Dan Greenberg, ABC chair, leaving for D.C. job | Arkansas Blog

Wednesday, November 1, 2017

Dan Greenberg, ABC chair, leaving for D.C. job

Posted By on Wed, Nov 1, 2017 at 9:17 PM

Dan Greenberg, named the chairman of the Alcoholic Beverage Control Board in February by Gov. Asa Hutchinson, just ahead of the board's assuming new duties in regulation of medical marijuana, is resigning from the board and moving with his family to Washington, D.C. sources tell me.

My sources say he's taking a job in the Trump Administration, perhaps in the Labor Department and related to business licensure. Deregulating business licensure has been a long passion of Greenberg as president of a conservative think tank, the Advance Arkansas Institute. Greenberg is also a lawyer and former Republican state representative who lost his last legislative race, for state Senate, against Jeremy Hutchinson. I couldn't reach Greenberg tonight by phone or e-mail.

No word yet on who might be named to succeed Greenberg. The alcohol industry will be watching closely, but the board's important role in marijuana regulation might be of more immediate importance. The ABC has already adopted rules on advertising, transportation, edibles and other facets of the newly authorized medical marijuana business. A separate commission is reviewing applications for permits from potential growers and sellers. The Health Department also has some supervisory duties.

UPDATE: Just heard back from Dan, who confirms he's off to Washington. His note:

As of Monday, I started a new job as Senior Policy Advisor at the U.S. Department of Labor in DC. Technically, I am in the Office of the Assistant Secretary for Policy. It was a hard decision because I like living in Arkansas and I enjoyed my work at the Advance Arkansas Institute and in state government.
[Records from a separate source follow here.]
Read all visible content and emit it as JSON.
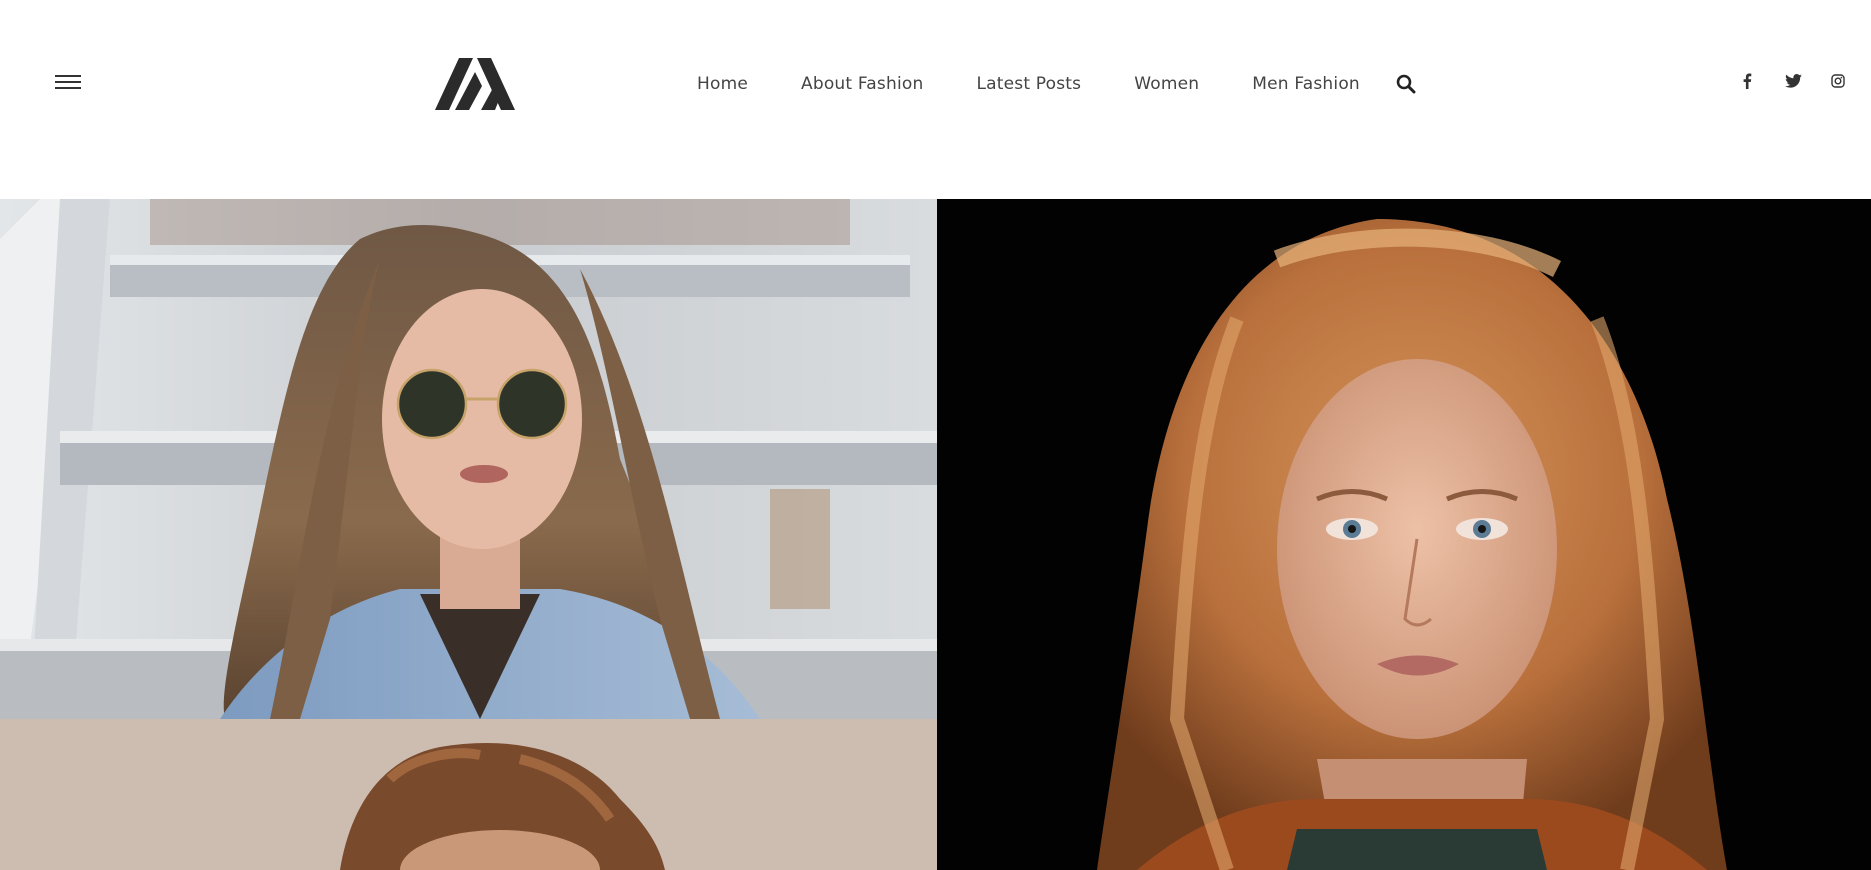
{
  "header": {
    "menu_icon": "hamburger-menu-icon",
    "logo_icon": "m-monogram-logo",
    "nav": [
      {
        "label": "Home"
      },
      {
        "label": "About Fashion"
      },
      {
        "label": "Latest Posts"
      },
      {
        "label": "Women"
      },
      {
        "label": "Men Fashion"
      }
    ],
    "search_icon": "search-icon",
    "social": [
      {
        "icon": "facebook-icon"
      },
      {
        "icon": "twitter-icon"
      },
      {
        "icon": "instagram-icon"
      }
    ]
  },
  "gallery": {
    "tiles": [
      {
        "subject": "woman-sunglasses-photo"
      },
      {
        "subject": "redhead-woman-portrait-photo"
      },
      {
        "subject": "curly-hair-person-photo"
      }
    ]
  },
  "colors": {
    "text": "#444444",
    "icon": "#333333",
    "background": "#ffffff",
    "dark_tile": "#000000"
  }
}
There are not many job offers that would have encouraged me to leave the home where I have been living 15 years and the state where I lived most of my life. But this was pretty close to an unrefusable opportunity. A central focus of my new job is the reform of overextensive occupational licensure laws and regulations, which is an issue that AAI has been involved in heavily for most of its life. There is bipartisan agreement on the importance of this reform. As you likely know, this was a policy interest for the Obama Administration; it is also a policy interest of the current Administration and more particularly the Secretary of Labor. The fact is that America has plenty of capable and qualified people who are ready to work, but who are held back by legal barriers that favor incumbents and block entry into labor markets. Some of these barriers seem to have little or nothing to do with benefiting the people. That is a moral outrage, and I am grateful that I was asked to work on this issue at DOL.

Perhaps I should have made some sort of announcement on the blog or something. I have just been too busy with the transition to think much about that stuff.

Marjorie and the kids are coming up in a week or so to look at houses and schools. 

Tags: , , , ,

From the ArkTimes store


Comments (17)

Showing 1-17 of 17

Add a comment

Subscribe to this thread:
Showing 1-17 of 17

Add a comment

More by Max Brantley

Readers also liked…

  • LR speakers blast state board for double standard

    A series of speakers, beginning with Sen. Joyce Elliott, denounced what they saw as a hidden agenda favoring charter schools at the state Department of Education and asked the state Board of Education for return of local control.
    • May 12, 2016
  • Baseball fans have a new place to stay

    If you missed out on Razorback baseball home games this year because you couldn’t find a great place to stay, your problem is now solved: Staybridge Suites of Fayetteville is now fully renovated and located directly across from Baum Stadium, with free parking for hotel guests.
    • May 22, 2017
  • Saturday's open line

    Got any thoughts? Put them here.
    • May 21, 2016

Most Shared

  • Industrial hemp pilot program coming soon to Arkansas

    One of the booths at this week's Ark-La-Tex Medical Cannabis Expo was hosted by the Arkansas Hemp Association, a trade group founded to promote and expand non-intoxicating industrial hemp as an agricultural crop in the state. AHA Vice President Jeremy Fisher said the first licenses to grow experimental plots of hemp in the state should be issued by the Arkansas State Plant Board next spring.

Most Viewed

Most Recent Comments

  • Re: Doug Jones defeats Roy Moore in Alabama Senate race

    • Today, a majority of Alabama voters said NO to Judge Roy Moore. That majority of…

    • on December 12, 2017
  • Re: The Medicaid charade explained

    • Hello Am Mr Paul Moritz, Legitimate and reliable loan lender. I give out loans on…

    • on December 12, 2017
  • Re: Open line

    • "A president who'd all but call a senator a whore is unfit to clean toilets…

    • on December 12, 2017



© 2017 Arkansas Times | 201 East Markham, Suite 200, Little Rock, AR 72201
Powered by Foundation